Stored data entries:
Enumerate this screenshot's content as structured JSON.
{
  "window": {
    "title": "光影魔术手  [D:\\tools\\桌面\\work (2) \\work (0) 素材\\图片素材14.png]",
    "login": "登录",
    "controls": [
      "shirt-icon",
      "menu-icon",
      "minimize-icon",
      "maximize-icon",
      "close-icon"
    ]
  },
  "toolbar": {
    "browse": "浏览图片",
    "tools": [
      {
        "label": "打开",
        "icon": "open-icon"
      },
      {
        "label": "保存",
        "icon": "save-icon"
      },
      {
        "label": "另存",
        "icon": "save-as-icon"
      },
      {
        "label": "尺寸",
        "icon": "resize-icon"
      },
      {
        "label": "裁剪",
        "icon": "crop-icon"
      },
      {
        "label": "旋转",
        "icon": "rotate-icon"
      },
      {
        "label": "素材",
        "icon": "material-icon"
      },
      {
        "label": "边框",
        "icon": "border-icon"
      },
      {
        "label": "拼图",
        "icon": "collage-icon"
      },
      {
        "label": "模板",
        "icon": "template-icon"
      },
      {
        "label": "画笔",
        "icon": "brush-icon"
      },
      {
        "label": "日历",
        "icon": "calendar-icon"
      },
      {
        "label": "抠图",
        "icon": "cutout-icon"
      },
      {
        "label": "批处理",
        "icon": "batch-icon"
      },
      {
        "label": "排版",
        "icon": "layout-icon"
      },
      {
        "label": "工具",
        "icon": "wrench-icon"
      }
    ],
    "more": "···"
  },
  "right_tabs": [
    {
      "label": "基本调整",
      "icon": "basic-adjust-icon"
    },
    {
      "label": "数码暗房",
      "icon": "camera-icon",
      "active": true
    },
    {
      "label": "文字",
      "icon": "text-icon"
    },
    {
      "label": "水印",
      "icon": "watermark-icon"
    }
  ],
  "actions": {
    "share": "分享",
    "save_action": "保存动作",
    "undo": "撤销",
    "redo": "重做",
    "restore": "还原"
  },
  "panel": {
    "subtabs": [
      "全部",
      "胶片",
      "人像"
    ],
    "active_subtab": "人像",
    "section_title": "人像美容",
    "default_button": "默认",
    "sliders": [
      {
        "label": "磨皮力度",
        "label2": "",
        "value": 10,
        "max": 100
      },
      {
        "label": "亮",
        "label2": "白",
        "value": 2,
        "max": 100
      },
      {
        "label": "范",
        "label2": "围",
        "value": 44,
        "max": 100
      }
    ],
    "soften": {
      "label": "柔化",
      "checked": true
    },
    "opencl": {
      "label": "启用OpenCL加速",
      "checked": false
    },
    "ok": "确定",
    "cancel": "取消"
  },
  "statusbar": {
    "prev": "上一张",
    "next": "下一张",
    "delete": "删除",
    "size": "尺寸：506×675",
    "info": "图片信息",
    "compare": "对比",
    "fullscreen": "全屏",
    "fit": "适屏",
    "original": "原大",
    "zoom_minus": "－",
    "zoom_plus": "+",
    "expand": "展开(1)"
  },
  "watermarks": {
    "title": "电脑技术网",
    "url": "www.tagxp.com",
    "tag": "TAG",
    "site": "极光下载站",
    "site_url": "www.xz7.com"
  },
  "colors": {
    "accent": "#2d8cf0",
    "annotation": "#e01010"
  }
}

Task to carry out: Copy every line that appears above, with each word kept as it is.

Solution:
Enumerate this screenshot's content as structured JSON.
{
  "window": {
    "title": "光影魔术手  [D:\\tools\\桌面\\work (2) \\work (0) 素材\\图片素材14.png]",
    "login": "登录",
    "controls": [
      "shirt-icon",
      "menu-icon",
      "minimize-icon",
      "maximize-icon",
      "close-icon"
    ]
  },
  "toolbar": {
    "browse": "浏览图片",
    "tools": [
      {
        "label": "打开",
        "icon": "open-icon"
      },
      {
        "label": "保存",
        "icon": "save-icon"
      },
      {
        "label": "另存",
        "icon": "save-as-icon"
      },
      {
        "label": "尺寸",
        "icon": "resize-icon"
      },
      {
        "label": "裁剪",
        "icon": "crop-icon"
      },
      {
        "label": "旋转",
        "icon": "rotate-icon"
      },
      {
        "label": "素材",
        "icon": "material-icon"
      },
      {
        "label": "边框",
        "icon": "border-icon"
      },
      {
        "label": "拼图",
        "icon": "collage-icon"
      },
      {
        "label": "模板",
        "icon": "template-icon"
      },
      {
        "label": "画笔",
        "icon": "brush-icon"
      },
      {
        "label": "日历",
        "icon": "calendar-icon"
      },
      {
        "label": "抠图",
        "icon": "cutout-icon"
      },
      {
        "label": "批处理",
        "icon": "batch-icon"
      },
      {
        "label": "排版",
        "icon": "layout-icon"
      },
      {
        "label": "工具",
        "icon": "wrench-icon"
      }
    ],
    "more": "···"
  },
  "right_tabs": [
    {
      "label": "基本调整",
      "icon": "basic-adjust-icon"
    },
    {
      "label": "数码暗房",
      "icon": "camera-icon",
      "active": true
    },
    {
      "label": "文字",
      "icon": "text-icon"
    },
    {
      "label": "水印",
      "icon": "watermark-icon"
    }
  ],
  "actions": {
    "share": "分享",
    "save_action": "保存动作",
    "undo": "撤销",
    "redo": "重做",
    "restore": "还原"
  },
  "panel": {
    "subtabs": [
      "全部",
      "胶片",
      "人像"
    ],
    "active_subtab": "人像",
    "section_title": "人像美容",
    "default_button": "默认",
    "sliders": [
      {
        "label": "磨皮力度",
        "label2": "",
        "value": 10,
        "max": 100
      },
      {
        "label": "亮",
        "label2": "白",
        "value": 2,
        "max": 100
      },
      {
        "label": "范",
        "label2": "围",
        "value": 44,
        "max": 100
      }
    ],
    "soften": {
      "label": "柔化",
      "checked": true
    },
    "opencl": {
      "label": "启用OpenCL加速",
      "checked": false
    },
    "ok": "确定",
    "cancel": "取消"
  },
  "statusbar": {
    "prev": "上一张",
    "next": "下一张",
    "delete": "删除",
    "size": "尺寸：506×675",
    "info": "图片信息",
    "compare": "对比",
    "fullscreen": "全屏",
    "fit": "适屏",
    "original": "原大",
    "zoom_minus": "－",
    "zoom_plus": "+",
    "expand": "展开(1)"
  },
  "watermarks": {
    "title": "电脑技术网",
    "url": "www.tagxp.com",
    "tag": "TAG",
    "site": "极光下载站",
    "site_url": "www.xz7.com"
  },
  "colors": {
    "accent": "#2d8cf0",
    "annotation": "#e01010"
  }
}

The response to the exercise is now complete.